Ted covers all things Elevate Denver Bond in his series “Antiquated to Elevated.” He focuses specifically on researching and analyzing the way these transportation and infrastructure upgrades will impact the lives of residents all around Denver. Ted recently graduated from Soka University of America, where he studied public policy and urban planning. When he’s not writing, Ted enjoys riding his bike on the High Line Canal, attempting new baking recipes and exploring film photography.
Many projects that are being funded by the Elevate Denver bond seek to solve mobility problems that come as a result of the barriers, both physical and political, that exist all over the city. Especially in communities that have historically been given the short end of the stick regarding citywide mobility, regulatory conflicts and right-of-way hierarchies only continue to delay the solutions residents are asking for.
If you’re (un)lucky enough to be crossing under the railroad on Alameda between Santa Fe and Cherokee on a rainy day, you will see gallons of water spill down, past the decaying bridges and onto the narrow sidewalk and street, carrying large amounts of debris with it. This cascade is a huge safety hazard, one reason Denver's working to dry up what locals have dubbed “Alameda Falls.”
Welcome to the new Streetsblog Denver series covering the Elevate Denver General Obligation bond. Every Tuesday, we’ll be looking at and dissecting different biking, walking, and transit upgrades across the city.

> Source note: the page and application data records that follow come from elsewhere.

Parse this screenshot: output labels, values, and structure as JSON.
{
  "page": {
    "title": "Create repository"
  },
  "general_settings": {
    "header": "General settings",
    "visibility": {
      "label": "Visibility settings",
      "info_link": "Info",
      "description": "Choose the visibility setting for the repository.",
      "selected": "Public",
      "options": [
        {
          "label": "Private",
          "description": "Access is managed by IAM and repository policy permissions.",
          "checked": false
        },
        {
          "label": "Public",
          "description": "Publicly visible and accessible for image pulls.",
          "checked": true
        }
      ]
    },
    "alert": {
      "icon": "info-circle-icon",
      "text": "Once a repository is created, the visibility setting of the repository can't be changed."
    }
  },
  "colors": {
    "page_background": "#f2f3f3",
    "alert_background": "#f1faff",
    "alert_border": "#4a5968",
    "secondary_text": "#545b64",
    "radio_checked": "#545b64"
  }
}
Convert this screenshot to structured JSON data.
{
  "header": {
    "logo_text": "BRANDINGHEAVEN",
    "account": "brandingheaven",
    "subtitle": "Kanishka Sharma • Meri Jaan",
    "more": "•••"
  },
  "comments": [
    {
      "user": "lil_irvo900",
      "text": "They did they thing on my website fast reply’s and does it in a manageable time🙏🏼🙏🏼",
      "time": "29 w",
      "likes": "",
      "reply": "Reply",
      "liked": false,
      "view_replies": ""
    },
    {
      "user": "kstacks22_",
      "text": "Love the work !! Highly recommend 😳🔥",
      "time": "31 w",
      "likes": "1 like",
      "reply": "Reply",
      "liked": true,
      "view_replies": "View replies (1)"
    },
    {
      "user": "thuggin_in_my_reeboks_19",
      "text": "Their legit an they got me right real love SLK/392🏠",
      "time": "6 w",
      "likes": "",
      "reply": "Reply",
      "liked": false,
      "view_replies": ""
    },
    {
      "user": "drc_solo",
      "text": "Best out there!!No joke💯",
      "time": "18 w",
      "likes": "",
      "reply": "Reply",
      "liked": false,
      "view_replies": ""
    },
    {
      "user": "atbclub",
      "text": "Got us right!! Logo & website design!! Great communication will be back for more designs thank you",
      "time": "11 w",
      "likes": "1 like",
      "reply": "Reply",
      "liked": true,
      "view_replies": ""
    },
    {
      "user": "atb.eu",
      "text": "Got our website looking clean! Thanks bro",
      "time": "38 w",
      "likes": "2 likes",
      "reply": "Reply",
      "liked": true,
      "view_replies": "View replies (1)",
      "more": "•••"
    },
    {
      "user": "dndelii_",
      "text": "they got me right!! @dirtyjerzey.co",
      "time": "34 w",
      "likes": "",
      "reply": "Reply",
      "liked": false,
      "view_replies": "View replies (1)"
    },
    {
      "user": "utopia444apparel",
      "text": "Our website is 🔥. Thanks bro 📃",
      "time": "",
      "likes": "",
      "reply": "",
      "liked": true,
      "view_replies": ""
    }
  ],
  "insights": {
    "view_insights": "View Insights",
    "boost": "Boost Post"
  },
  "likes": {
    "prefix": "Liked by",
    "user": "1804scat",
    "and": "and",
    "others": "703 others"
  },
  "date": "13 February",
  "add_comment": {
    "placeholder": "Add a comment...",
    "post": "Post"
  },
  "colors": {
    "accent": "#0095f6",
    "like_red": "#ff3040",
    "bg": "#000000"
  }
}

We’ll explore the planning aspects behind key projects in addition to considering how these changes will affect the lives of people in the communities where they are located.